What you should do - Return only those lines of the listing in which "type" appears.

Material provided -
__________________________________________________
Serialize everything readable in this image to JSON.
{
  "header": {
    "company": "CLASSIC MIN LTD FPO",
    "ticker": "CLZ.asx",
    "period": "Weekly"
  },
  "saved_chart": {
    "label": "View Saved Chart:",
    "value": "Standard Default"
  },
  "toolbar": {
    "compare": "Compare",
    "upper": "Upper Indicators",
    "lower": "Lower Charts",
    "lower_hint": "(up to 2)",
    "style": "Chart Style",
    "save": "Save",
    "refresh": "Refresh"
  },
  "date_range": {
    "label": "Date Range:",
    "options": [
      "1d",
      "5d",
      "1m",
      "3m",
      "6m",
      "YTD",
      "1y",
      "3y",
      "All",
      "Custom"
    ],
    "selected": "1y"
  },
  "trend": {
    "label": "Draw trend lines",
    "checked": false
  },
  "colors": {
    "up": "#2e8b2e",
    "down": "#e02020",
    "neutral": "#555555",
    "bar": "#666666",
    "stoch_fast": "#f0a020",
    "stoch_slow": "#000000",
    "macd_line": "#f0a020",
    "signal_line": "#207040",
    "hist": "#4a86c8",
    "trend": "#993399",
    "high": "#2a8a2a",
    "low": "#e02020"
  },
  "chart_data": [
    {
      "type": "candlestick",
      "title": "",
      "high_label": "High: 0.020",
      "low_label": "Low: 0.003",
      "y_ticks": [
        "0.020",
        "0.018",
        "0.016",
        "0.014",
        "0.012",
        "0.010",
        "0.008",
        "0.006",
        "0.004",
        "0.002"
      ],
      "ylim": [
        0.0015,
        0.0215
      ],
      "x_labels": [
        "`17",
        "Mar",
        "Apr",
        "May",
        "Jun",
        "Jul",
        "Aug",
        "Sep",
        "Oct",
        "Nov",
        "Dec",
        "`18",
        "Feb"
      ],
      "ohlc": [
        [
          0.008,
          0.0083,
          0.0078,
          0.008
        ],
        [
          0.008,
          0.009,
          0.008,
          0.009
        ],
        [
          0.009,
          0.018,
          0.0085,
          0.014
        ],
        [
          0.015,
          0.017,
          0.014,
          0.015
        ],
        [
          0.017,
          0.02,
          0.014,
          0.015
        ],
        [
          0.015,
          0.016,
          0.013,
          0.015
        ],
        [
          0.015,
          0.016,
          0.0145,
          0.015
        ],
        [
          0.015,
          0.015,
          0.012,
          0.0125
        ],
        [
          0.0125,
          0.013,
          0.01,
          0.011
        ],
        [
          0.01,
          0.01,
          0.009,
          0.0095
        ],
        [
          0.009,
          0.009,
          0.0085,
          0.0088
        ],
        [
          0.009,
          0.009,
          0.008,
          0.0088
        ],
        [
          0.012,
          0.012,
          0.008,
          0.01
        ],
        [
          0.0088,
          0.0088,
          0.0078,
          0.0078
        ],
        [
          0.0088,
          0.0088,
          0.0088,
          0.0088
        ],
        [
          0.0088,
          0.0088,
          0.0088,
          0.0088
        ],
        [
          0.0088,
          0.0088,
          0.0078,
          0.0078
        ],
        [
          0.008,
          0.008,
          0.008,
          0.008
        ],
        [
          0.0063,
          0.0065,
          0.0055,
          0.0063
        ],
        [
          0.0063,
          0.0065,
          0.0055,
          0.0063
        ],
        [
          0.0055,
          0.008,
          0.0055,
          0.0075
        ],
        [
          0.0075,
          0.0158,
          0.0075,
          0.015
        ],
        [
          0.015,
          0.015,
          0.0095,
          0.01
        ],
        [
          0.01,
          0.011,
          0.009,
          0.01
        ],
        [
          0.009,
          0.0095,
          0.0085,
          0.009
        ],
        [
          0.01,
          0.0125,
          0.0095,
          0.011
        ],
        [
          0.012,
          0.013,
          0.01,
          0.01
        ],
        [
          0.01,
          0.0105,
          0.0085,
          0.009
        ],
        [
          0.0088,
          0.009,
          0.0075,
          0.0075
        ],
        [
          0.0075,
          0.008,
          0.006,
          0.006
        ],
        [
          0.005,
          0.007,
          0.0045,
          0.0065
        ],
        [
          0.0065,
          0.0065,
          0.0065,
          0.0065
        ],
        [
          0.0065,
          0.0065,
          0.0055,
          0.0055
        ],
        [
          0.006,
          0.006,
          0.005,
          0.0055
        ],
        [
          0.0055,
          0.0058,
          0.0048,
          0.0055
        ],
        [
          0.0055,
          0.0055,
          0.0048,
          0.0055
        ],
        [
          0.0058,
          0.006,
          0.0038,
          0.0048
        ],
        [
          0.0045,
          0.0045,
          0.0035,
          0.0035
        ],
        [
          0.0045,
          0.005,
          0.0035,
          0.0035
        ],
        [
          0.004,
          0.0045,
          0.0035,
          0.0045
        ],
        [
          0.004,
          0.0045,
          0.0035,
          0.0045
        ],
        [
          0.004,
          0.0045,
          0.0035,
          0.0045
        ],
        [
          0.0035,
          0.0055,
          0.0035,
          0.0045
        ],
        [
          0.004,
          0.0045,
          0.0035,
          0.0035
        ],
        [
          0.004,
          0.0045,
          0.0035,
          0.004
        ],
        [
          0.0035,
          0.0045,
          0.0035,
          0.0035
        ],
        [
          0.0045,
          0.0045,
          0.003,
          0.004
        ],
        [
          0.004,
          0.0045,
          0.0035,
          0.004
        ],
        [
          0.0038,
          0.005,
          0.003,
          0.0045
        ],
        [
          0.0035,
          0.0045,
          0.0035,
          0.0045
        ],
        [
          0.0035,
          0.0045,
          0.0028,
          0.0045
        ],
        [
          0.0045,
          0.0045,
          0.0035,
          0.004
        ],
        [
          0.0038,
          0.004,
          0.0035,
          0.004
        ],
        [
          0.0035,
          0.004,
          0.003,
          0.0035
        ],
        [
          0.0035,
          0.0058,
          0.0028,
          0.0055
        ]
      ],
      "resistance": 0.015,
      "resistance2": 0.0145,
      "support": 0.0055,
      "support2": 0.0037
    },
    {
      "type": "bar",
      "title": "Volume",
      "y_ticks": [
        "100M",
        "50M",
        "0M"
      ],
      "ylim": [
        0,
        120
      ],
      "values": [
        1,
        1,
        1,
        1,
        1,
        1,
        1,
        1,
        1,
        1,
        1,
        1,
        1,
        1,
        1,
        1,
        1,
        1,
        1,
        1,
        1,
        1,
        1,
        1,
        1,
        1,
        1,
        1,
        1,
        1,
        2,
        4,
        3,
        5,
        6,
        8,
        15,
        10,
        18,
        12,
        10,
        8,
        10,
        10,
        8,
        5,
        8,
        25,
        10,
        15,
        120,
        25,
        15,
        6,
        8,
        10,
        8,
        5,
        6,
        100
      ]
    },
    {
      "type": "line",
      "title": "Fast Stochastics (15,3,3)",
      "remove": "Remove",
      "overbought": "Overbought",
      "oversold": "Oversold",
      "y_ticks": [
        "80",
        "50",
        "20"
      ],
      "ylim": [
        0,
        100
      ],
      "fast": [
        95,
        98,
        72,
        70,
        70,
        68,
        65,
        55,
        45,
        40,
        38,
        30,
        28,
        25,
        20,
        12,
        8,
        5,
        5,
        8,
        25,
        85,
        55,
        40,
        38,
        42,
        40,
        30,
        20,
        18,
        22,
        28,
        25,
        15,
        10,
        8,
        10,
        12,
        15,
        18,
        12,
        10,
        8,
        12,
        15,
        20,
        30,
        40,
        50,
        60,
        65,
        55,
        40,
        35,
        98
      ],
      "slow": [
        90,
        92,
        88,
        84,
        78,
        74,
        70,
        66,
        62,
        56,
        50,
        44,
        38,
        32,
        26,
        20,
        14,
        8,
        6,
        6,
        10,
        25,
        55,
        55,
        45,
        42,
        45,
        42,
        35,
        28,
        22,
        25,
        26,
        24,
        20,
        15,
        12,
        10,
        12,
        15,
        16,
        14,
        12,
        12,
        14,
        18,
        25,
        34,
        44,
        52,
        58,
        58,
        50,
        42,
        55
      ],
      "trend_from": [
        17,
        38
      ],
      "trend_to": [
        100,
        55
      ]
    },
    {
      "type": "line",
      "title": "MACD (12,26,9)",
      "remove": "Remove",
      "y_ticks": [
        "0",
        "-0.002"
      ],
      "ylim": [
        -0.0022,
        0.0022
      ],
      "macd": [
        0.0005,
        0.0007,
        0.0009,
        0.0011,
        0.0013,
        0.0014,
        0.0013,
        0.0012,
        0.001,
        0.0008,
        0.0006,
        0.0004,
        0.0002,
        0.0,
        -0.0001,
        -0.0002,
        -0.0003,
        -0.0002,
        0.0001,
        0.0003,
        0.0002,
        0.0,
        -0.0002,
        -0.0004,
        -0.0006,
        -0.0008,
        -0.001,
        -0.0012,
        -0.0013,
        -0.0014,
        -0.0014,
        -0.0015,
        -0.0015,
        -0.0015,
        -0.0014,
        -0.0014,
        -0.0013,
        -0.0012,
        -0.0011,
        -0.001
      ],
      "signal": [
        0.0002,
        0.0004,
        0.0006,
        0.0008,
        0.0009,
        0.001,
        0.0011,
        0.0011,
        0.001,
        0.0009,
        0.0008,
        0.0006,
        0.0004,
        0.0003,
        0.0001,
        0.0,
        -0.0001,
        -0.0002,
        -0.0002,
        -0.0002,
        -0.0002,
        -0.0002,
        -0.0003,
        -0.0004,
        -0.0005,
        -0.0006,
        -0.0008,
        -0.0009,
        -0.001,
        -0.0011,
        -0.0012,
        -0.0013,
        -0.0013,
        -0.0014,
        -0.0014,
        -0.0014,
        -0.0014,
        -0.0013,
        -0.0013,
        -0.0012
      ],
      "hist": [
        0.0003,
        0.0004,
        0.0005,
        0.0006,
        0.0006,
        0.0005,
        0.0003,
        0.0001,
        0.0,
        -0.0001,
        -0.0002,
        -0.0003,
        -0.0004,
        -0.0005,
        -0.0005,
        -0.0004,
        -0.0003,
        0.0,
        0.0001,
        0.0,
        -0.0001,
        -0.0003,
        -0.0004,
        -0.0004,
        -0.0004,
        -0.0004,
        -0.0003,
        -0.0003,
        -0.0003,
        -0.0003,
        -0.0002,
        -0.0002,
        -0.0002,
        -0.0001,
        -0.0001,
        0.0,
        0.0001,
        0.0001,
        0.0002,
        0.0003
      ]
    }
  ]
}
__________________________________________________
Response area -
      "type": "candlestick",
      "type": "bar",
      "type": "line",
      "type": "line",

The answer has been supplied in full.